(Entries from a dataset of interfaces)
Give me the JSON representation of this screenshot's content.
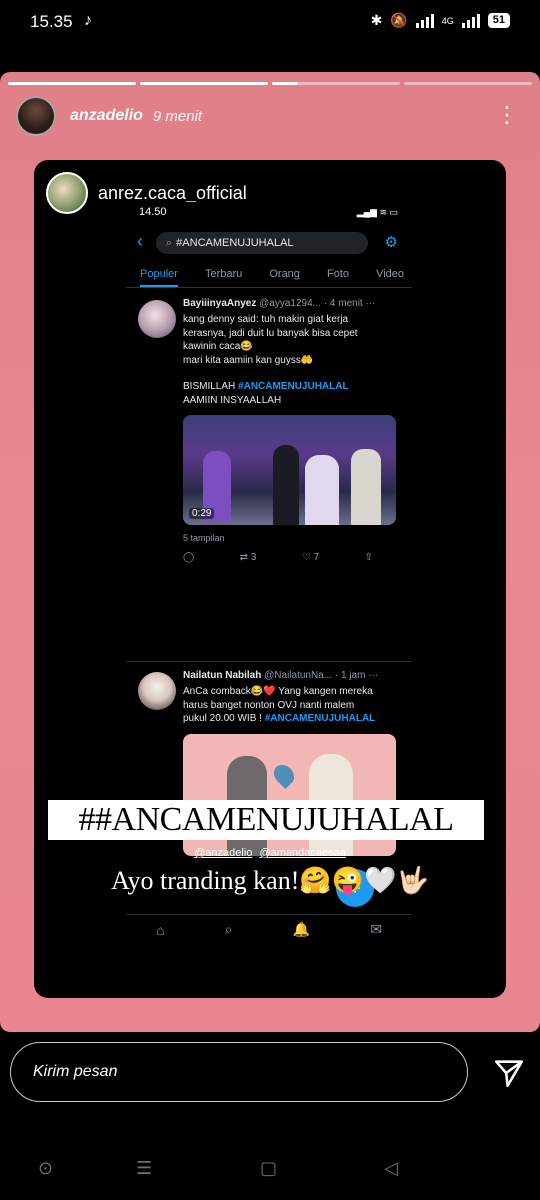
{
  "status_bar": {
    "time": "15.35",
    "tiktok_icon": "tiktok-icon",
    "bluetooth_icon": "bluetooth-icon",
    "mute_icon": "mute-icon",
    "network_label": "4G",
    "battery": "51"
  },
  "story": {
    "username": "anzadelio",
    "posted_ago": "9 menit",
    "more_icon": "more-vertical-icon",
    "progress_segments": 4,
    "active_segment": 2
  },
  "card": {
    "username": "anrez.caca_official",
    "twitter": {
      "time": "14.50",
      "search_query": "#ANCAMENUJUHALAL",
      "tabs": [
        "Populer",
        "Terbaru",
        "Orang",
        "Foto",
        "Video"
      ],
      "active_tab": "Populer",
      "tweets": [
        {
          "name": "BayiiinyaAnyez",
          "handle": "@ayya1294...",
          "time": "· 4 menit ···",
          "text_lines": [
            "kang denny said: tuh makin giat kerja",
            "kerasnya, jadi duit lu banyak bisa cepet",
            "kawinin caca😂",
            "mari kita aamiin kan guyss🤲"
          ],
          "text_pre_tag": "BISMILLAH ",
          "hashtag": "#ANCAMENUJUHALAL",
          "text_after": "AAMIIN INSYAALLAH",
          "video_duration": "0:29",
          "views": "5 tampilan",
          "retweets": "3",
          "likes": "7"
        },
        {
          "name": "Nailatun Nabilah",
          "handle": "@NailatunNa...",
          "time": "· 1 jam ···",
          "text_lines": [
            "AnCa comback😂❤️ Yang kangen mereka",
            "harus banget nonton OVJ nanti malem"
          ],
          "text_pre_tag": "pukul 20.00 WIB ! ",
          "hashtag": "#ANCAMENUJUHALAL"
        }
      ]
    },
    "hashtag_banner": "##ANCAMENUJUHALAL",
    "mentions": [
      "@anzadelio",
      "@amandacaesaa"
    ],
    "caption": "Ayo tranding kan!🤗😜🤍🤟🏻"
  },
  "message_bar": {
    "placeholder": "Kirim pesan",
    "send_icon": "send-icon"
  },
  "android_nav": [
    "assistant-icon",
    "menu-icon",
    "home-icon",
    "back-icon"
  ]
}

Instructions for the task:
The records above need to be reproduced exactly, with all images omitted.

Your solution:
Give me the JSON representation of this screenshot's content.
{
  "status_bar": {
    "time": "15.35",
    "tiktok_icon": "tiktok-icon",
    "bluetooth_icon": "bluetooth-icon",
    "mute_icon": "mute-icon",
    "network_label": "4G",
    "battery": "51"
  },
  "story": {
    "username": "anzadelio",
    "posted_ago": "9 menit",
    "more_icon": "more-vertical-icon",
    "progress_segments": 4,
    "active_segment": 2
  },
  "card": {
    "username": "anrez.caca_official",
    "twitter": {
      "time": "14.50",
      "search_query": "#ANCAMENUJUHALAL",
      "tabs": [
        "Populer",
        "Terbaru",
        "Orang",
        "Foto",
        "Video"
      ],
      "active_tab": "Populer",
      "tweets": [
        {
          "name": "BayiiinyaAnyez",
          "handle": "@ayya1294...",
          "time": "· 4 menit ···",
          "text_lines": [
            "kang denny said: tuh makin giat kerja",
            "kerasnya, jadi duit lu banyak bisa cepet",
            "kawinin caca😂",
            "mari kita aamiin kan guyss🤲"
          ],
          "text_pre_tag": "BISMILLAH ",
          "hashtag": "#ANCAMENUJUHALAL",
          "text_after": "AAMIIN INSYAALLAH",
          "video_duration": "0:29",
          "views": "5 tampilan",
          "retweets": "3",
          "likes": "7"
        },
        {
          "name": "Nailatun Nabilah",
          "handle": "@NailatunNa...",
          "time": "· 1 jam ···",
          "text_lines": [
            "AnCa comback😂❤️ Yang kangen mereka",
            "harus banget nonton OVJ nanti malem"
          ],
          "text_pre_tag": "pukul 20.00 WIB ! ",
          "hashtag": "#ANCAMENUJUHALAL"
        }
      ]
    },
    "hashtag_banner": "##ANCAMENUJUHALAL",
    "mentions": [
      "@anzadelio",
      "@amandacaesaa"
    ],
    "caption": "Ayo tranding kan!🤗😜🤍🤟🏻"
  },
  "message_bar": {
    "placeholder": "Kirim pesan",
    "send_icon": "send-icon"
  },
  "android_nav": [
    "assistant-icon",
    "menu-icon",
    "home-icon",
    "back-icon"
  ]
}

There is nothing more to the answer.